Abolish general absolution. It doesn’t take great imagination to guess who has the deepest investment in absolution without confession. End it.
Restore simplicity to priestly life. Physical comfort is the oxygen that feeds the fires of homosexual indulgence. Cut it off. When you enter a rectory, take a look at the liquor cabinet, the videos, the wardrobe, the slick magazines, and ask yourself, “Do I get the impression that the man who lives here is in the habit of saying no to himself?” If the answer is negative, the chances are that his life of chastity is in disorder as well. It goes without saying that reforming bishops should lead by example in this department and not simply exhort.
Yet as I’ve pointed out, Francis requires no heads on platters, and instead surrounds himself and promotes miscreants. And as for the US bishops, silence seems to be their MO. Phil Lawler pointed out yesterday that following the call from Archbishop Vigano for Theodore McCarrick to publicly repent, only one US bishop spoke out: Bishop Joseph Strickland of Tyler, TX.
Once again as a bishop of the Church I add my voice to the plea of Archbishop Vigano. He speaks of ETERNAL SALVATION, language seldom heard throughout this nightmare. In New Letter, Archbishop Viganò Calls on McCarrick to Publicly Repent https://t.co/AeO7YxHPjN
— Bishop J. Strickland (@Bishopoftyler) January 14, 2019
This is a crucial time in the Church. The laity must not be silent and we must demand accountability. Unfortunately, it appears our corrupt Church will not act, and as Phil Lawler cautions:
Right now it seems the most likely path toward reform in the Church is the intervention of an “outside agency”—government authority. But that route could lead to disaster; our political leaders are not friendly to the cause of Catholicism, and a healthy Church always fights against the imposition of political control. If only a “morally intrepid few” bishops, here and in Rome, could call for and make public acts of repentance, we might yet avoid that danger. But time is running out.

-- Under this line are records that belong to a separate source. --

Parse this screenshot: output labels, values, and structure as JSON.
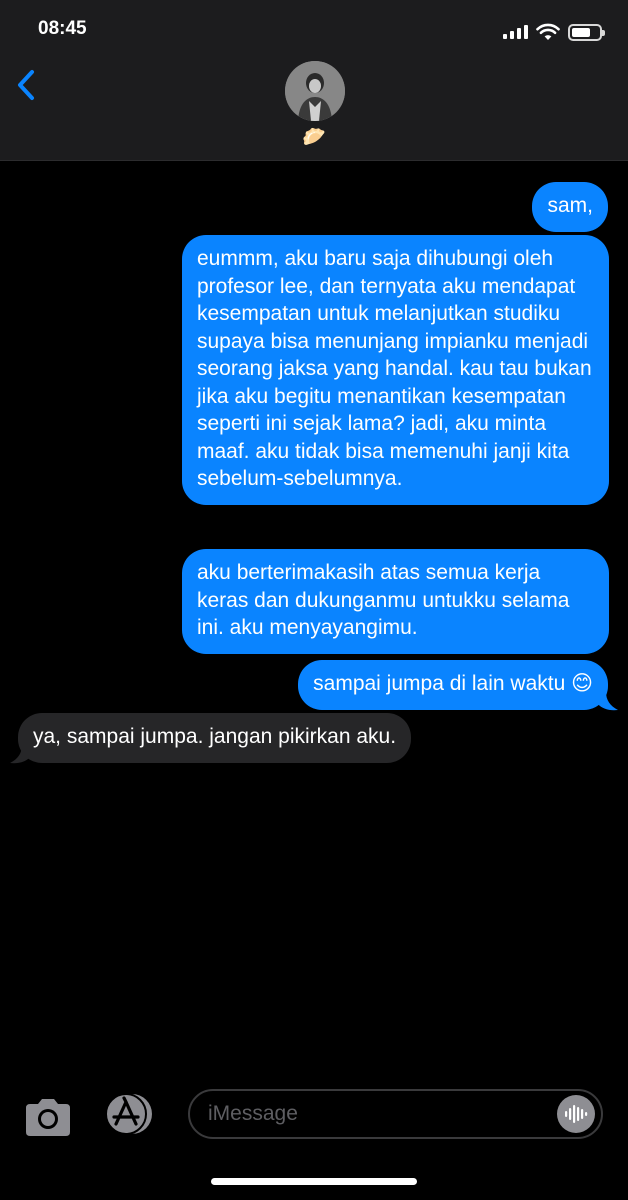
{
  "status_bar": {
    "time": "08:45",
    "battery_level": 0.7
  },
  "header": {
    "contact_name": "🥟"
  },
  "messages": [
    {
      "direction": "sent",
      "text": "sam,"
    },
    {
      "direction": "sent",
      "text": "eummm,  aku baru saja dihubungi oleh profesor lee, dan ternyata aku mendapat kesempatan untuk melanjutkan studiku supaya bisa menunjang impianku menjadi seorang jaksa yang handal. kau tau bukan jika aku begitu menantikan kesempatan seperti ini sejak lama? jadi, aku minta maaf. aku tidak bisa memenuhi janji kita sebelum-sebelumnya."
    },
    {
      "direction": "sent",
      "text": "aku berterimakasih atas semua kerja keras dan dukunganmu untukku selama ini. aku menyayangimu."
    },
    {
      "direction": "sent",
      "text": "sampai jumpa di lain waktu 😊"
    },
    {
      "direction": "received",
      "text": "ya, sampai jumpa. jangan pikirkan aku."
    }
  ],
  "composer": {
    "placeholder": "iMessage"
  },
  "colors": {
    "sent_bubble": "#0a84ff",
    "received_bubble": "#262628",
    "header_bg": "#1c1c1e",
    "background": "#000000"
  }
}
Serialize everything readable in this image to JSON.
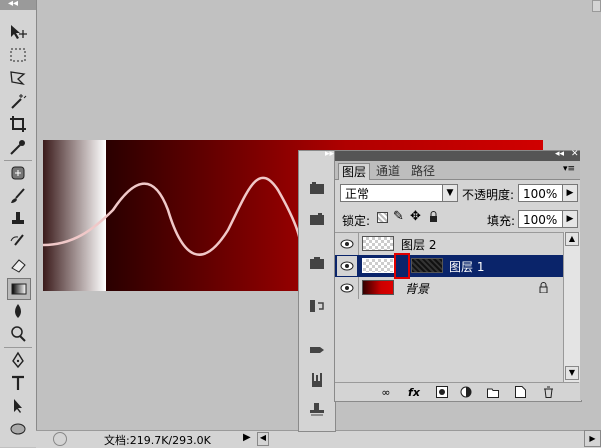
{
  "tools_panel": {
    "collapse_label": "◂◂"
  },
  "layers_panel": {
    "collapse_label": "▸▸",
    "tabs": [
      {
        "label": "图层"
      },
      {
        "label": "通道"
      },
      {
        "label": "路径"
      }
    ],
    "blend_mode": "正常",
    "opacity_label": "不透明度:",
    "opacity_value": "100%",
    "lock_label": "锁定:",
    "fill_label": "填充:",
    "fill_value": "100%",
    "layers": [
      {
        "name": "图层 2",
        "selected": false
      },
      {
        "name": "图层 1",
        "selected": true
      },
      {
        "name": "背景",
        "selected": false
      }
    ]
  },
  "status_bar": {
    "doc_info": "文档:219.7K/293.0K"
  },
  "colors": {
    "canvas_red": "#c00000",
    "selection_bg": "#0a246a",
    "highlight_box": "#e00000"
  }
}
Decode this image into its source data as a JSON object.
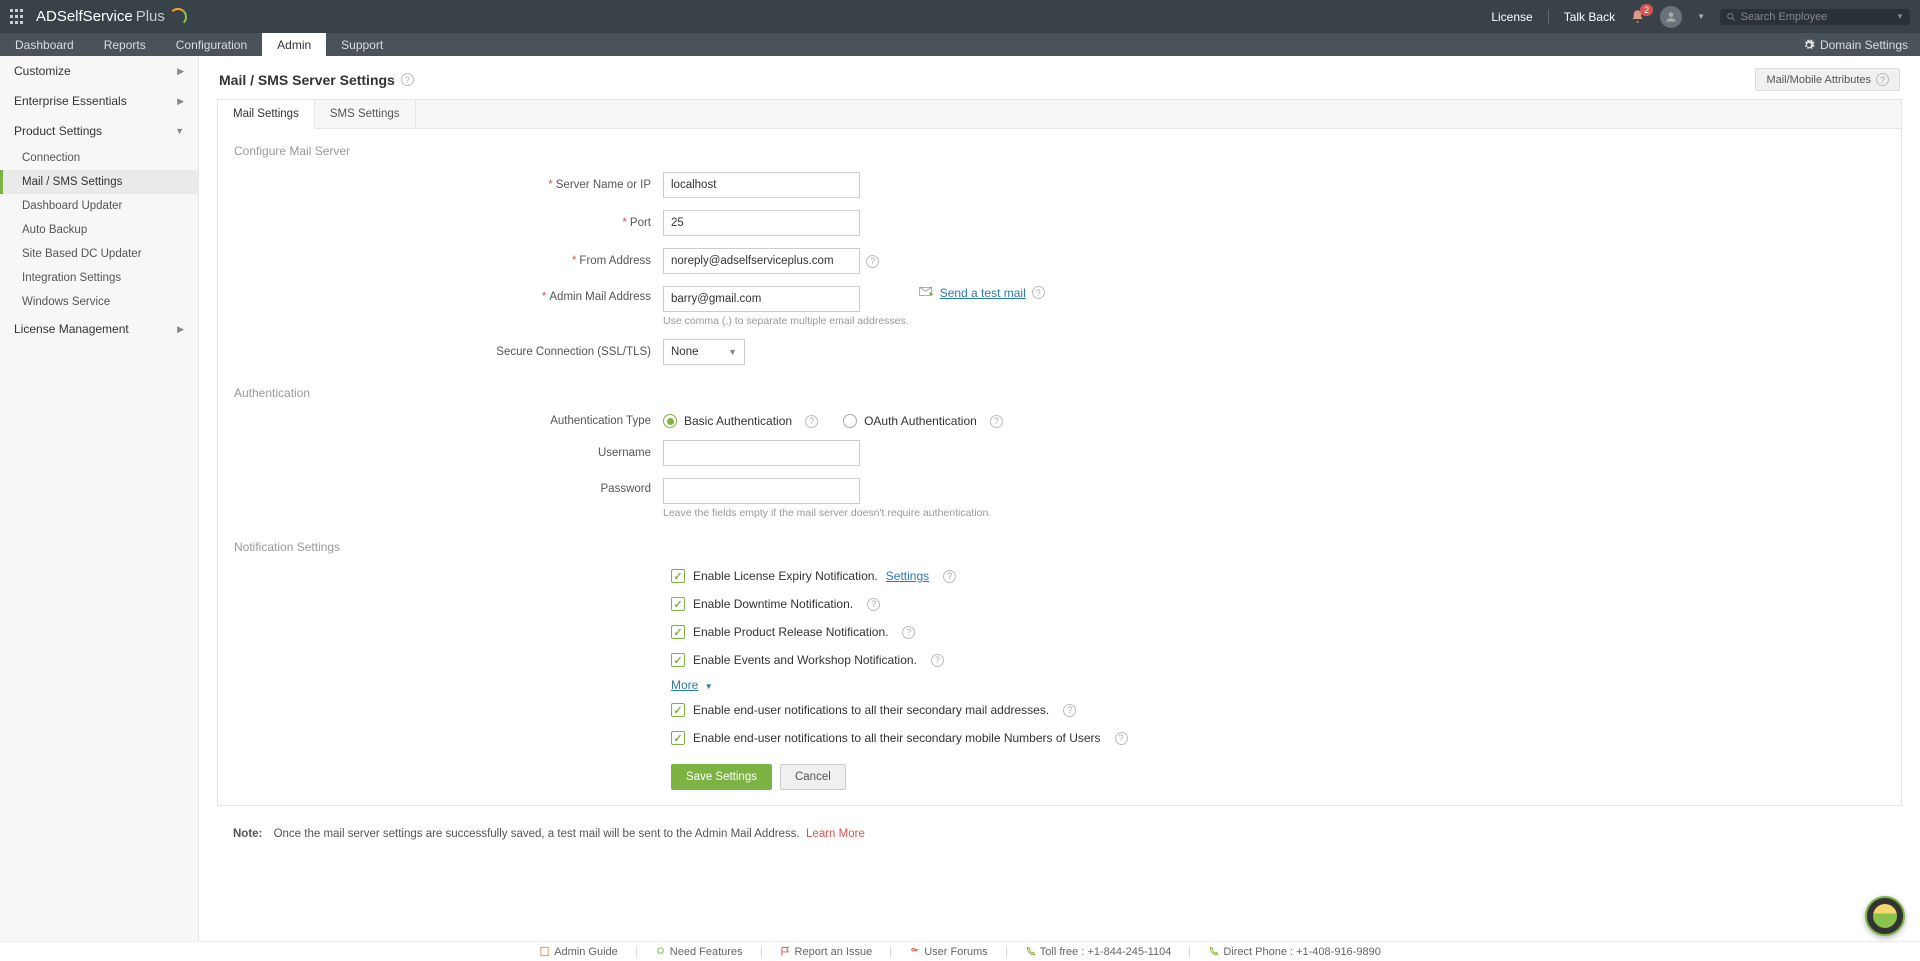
{
  "header": {
    "logo_main": "ADSelfService",
    "logo_suffix": "Plus",
    "links": {
      "license": "License",
      "talkback": "Talk Back"
    },
    "notifications_count": "2",
    "search_placeholder": "Search Employee"
  },
  "nav": {
    "dashboard": "Dashboard",
    "reports": "Reports",
    "configuration": "Configuration",
    "admin": "Admin",
    "support": "Support",
    "domain_settings": "Domain Settings"
  },
  "sidebar": {
    "customize": "Customize",
    "enterprise": "Enterprise Essentials",
    "product_settings": "Product Settings",
    "subs": {
      "connection": "Connection",
      "mail_sms": "Mail / SMS Settings",
      "dashboard_updater": "Dashboard Updater",
      "auto_backup": "Auto Backup",
      "site_dc": "Site Based DC Updater",
      "integration": "Integration Settings",
      "windows_service": "Windows Service"
    },
    "license_mgmt": "License Management"
  },
  "page": {
    "title": "Mail / SMS Server Settings",
    "mail_mobile_attr": "Mail/Mobile Attributes"
  },
  "tabs": {
    "mail": "Mail Settings",
    "sms": "SMS Settings"
  },
  "sections": {
    "config": "Configure Mail Server",
    "auth": "Authentication",
    "notif": "Notification Settings"
  },
  "form": {
    "server_label": "Server Name or IP",
    "server_value": "localhost",
    "port_label": "Port",
    "port_value": "25",
    "from_label": "From Address",
    "from_value": "noreply@adselfserviceplus.com",
    "admin_label": "Admin Mail Address",
    "admin_value": "barry@gmail.com",
    "admin_help": "Use comma (,) to separate multiple email addresses.",
    "test_mail": "Send a test mail",
    "secure_label": "Secure Connection (SSL/TLS)",
    "secure_value": "None",
    "auth_type_label": "Authentication Type",
    "auth_basic": "Basic Authentication",
    "auth_oauth": "OAuth Authentication",
    "username_label": "Username",
    "password_label": "Password",
    "password_help": "Leave the fields empty if the mail server doesn't require authentication."
  },
  "notif": {
    "license_expiry": "Enable License Expiry Notification.",
    "settings_link": "Settings",
    "downtime": "Enable Downtime Notification.",
    "product_release": "Enable Product Release Notification.",
    "events_workshop": "Enable Events and Workshop Notification.",
    "more": "More",
    "secondary_mail": "Enable end-user notifications to all their secondary mail addresses.",
    "secondary_mobile": "Enable end-user notifications to all their secondary mobile Numbers of Users"
  },
  "buttons": {
    "save": "Save Settings",
    "cancel": "Cancel"
  },
  "note": {
    "label": "Note:",
    "text": "Once the mail server settings are successfully saved, a test mail will be sent to the Admin Mail Address.",
    "learn_more": "Learn More"
  },
  "footer": {
    "admin_guide": "Admin Guide",
    "need_features": "Need Features",
    "report_issue": "Report an Issue",
    "user_forums": "User Forums",
    "toll_free": "Toll free : +1-844-245-1104",
    "direct_phone": "Direct Phone : +1-408-916-9890"
  }
}
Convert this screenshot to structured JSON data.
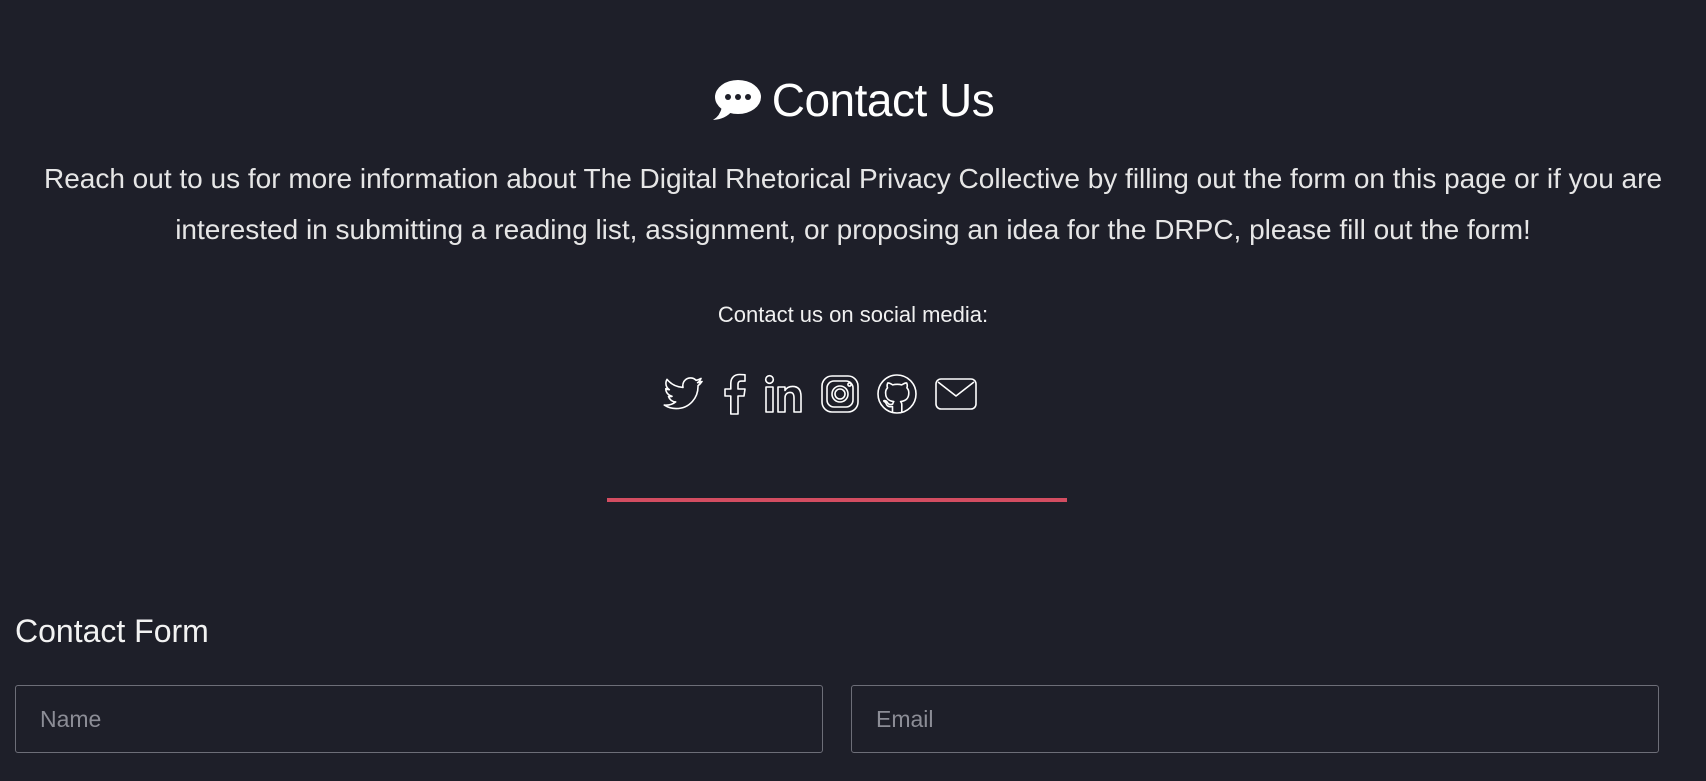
{
  "header": {
    "icon": "speech-bubble-icon",
    "title": "Contact Us"
  },
  "intro": {
    "line1": "Reach out to us for more information about The Digital Rhetorical Privacy Collective by filling out the form on this page or if you are",
    "line2": "interested in submitting a reading list, assignment, or proposing an idea for the DRPC, please fill out the form!"
  },
  "social": {
    "label": "Contact us on social media:",
    "icons": [
      "twitter-icon",
      "facebook-icon",
      "linkedin-icon",
      "instagram-icon",
      "github-icon",
      "email-icon"
    ]
  },
  "colors": {
    "background": "#1e1f29",
    "accent": "#d34d61",
    "text": "#ffffff",
    "field_border": "#6d6e78"
  },
  "form": {
    "title": "Contact Form",
    "name_placeholder": "Name",
    "email_placeholder": "Email"
  }
}
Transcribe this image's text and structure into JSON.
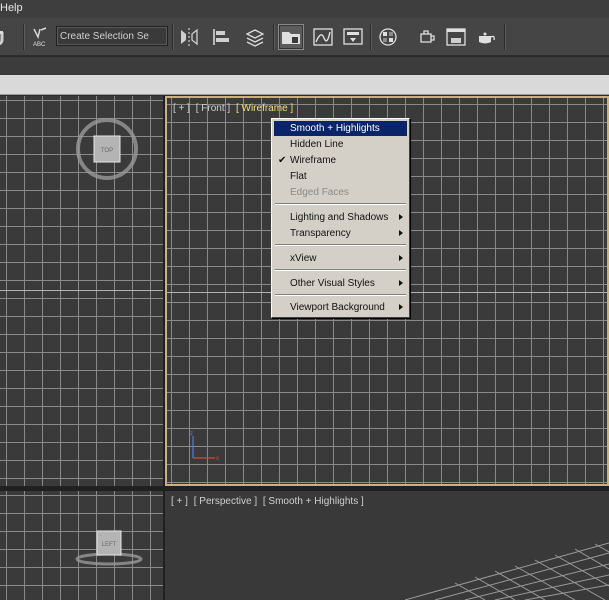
{
  "menubar": {
    "help_label": "Help"
  },
  "toolbar": {
    "abc_label": "ABC",
    "selection_set": {
      "value": "Create Selection Se",
      "placeholder": ""
    },
    "icons": [
      "magnet-icon",
      "snap-abc-icon",
      "mirror-icon",
      "align-icon",
      "layer-manager-icon",
      "scene-explorer-icon",
      "curve-editor-icon",
      "schematic-view-icon",
      "material-editor-icon",
      "render-setup-icon",
      "rendered-frame-window-icon",
      "render-production-icon"
    ]
  },
  "viewports": {
    "top": {
      "cube_label": "TOP"
    },
    "front": {
      "label_plus": "[ + ]",
      "label_view": "[ Front ]",
      "label_shading": "[ Wireframe ]"
    },
    "left": {
      "cube_label": "LEFT"
    },
    "perspective": {
      "label_plus": "[ + ]",
      "label_view": "[ Perspective ]",
      "label_shading": "[ Smooth + Highlights ]"
    }
  },
  "context_menu": {
    "items": [
      {
        "label": "Smooth + Highlights"
      },
      {
        "label": "Hidden Line"
      },
      {
        "label": "Wireframe"
      },
      {
        "label": "Flat"
      },
      {
        "label": "Edged Faces"
      },
      {
        "label": "Lighting and Shadows"
      },
      {
        "label": "Transparency"
      },
      {
        "label": "xView"
      },
      {
        "label": "Other Visual Styles"
      },
      {
        "label": "Viewport Background"
      }
    ],
    "checked_mark": "✔"
  },
  "colors": {
    "accent_border": "#c9b27a",
    "menu_highlight": "#0a246a",
    "label_highlight": "#f2e27a"
  }
}
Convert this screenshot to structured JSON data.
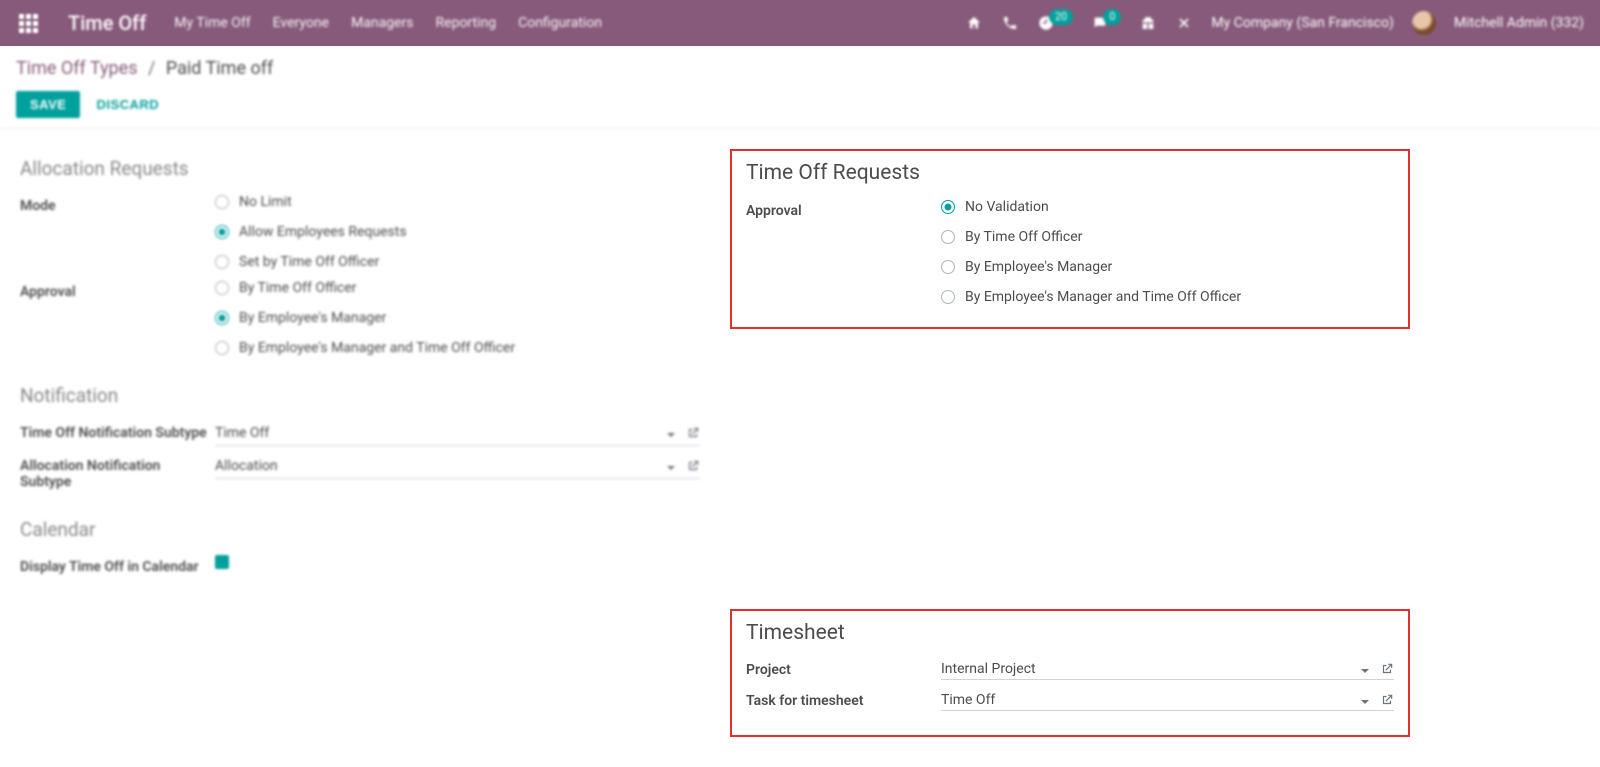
{
  "nav": {
    "brand": "Time Off",
    "menu": [
      "My Time Off",
      "Everyone",
      "Managers",
      "Reporting",
      "Configuration"
    ],
    "badge1": "20",
    "badge2": "0",
    "company": "My Company (San Francisco)",
    "user": "Mitchell Admin (332)"
  },
  "breadcrumb": {
    "parent": "Time Off Types",
    "current": "Paid Time off"
  },
  "actions": {
    "save": "SAVE",
    "discard": "DISCARD"
  },
  "left": {
    "alloc": {
      "title": "Allocation Requests",
      "mode_label": "Mode",
      "mode_opts": [
        "No Limit",
        "Allow Employees Requests",
        "Set by Time Off Officer"
      ],
      "approval_label": "Approval",
      "approval_opts": [
        "By Time Off Officer",
        "By Employee's Manager",
        "By Employee's Manager and Time Off Officer"
      ]
    },
    "notif": {
      "title": "Notification",
      "r1_label": "Time Off Notification Subtype",
      "r1_val": "Time Off",
      "r2_label": "Allocation Notification Subtype",
      "r2_val": "Allocation"
    },
    "cal": {
      "title": "Calendar",
      "r1_label": "Display Time Off in Calendar"
    }
  },
  "right": {
    "req": {
      "title": "Time Off Requests",
      "approval_label": "Approval",
      "opts": [
        "No Validation",
        "By Time Off Officer",
        "By Employee's Manager",
        "By Employee's Manager and Time Off Officer"
      ]
    },
    "ts": {
      "title": "Timesheet",
      "project_label": "Project",
      "project_val": "Internal Project",
      "task_label": "Task for timesheet",
      "task_val": "Time Off"
    }
  }
}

I hold no hope that the February summit at the Vatican will provide any solution to this problem.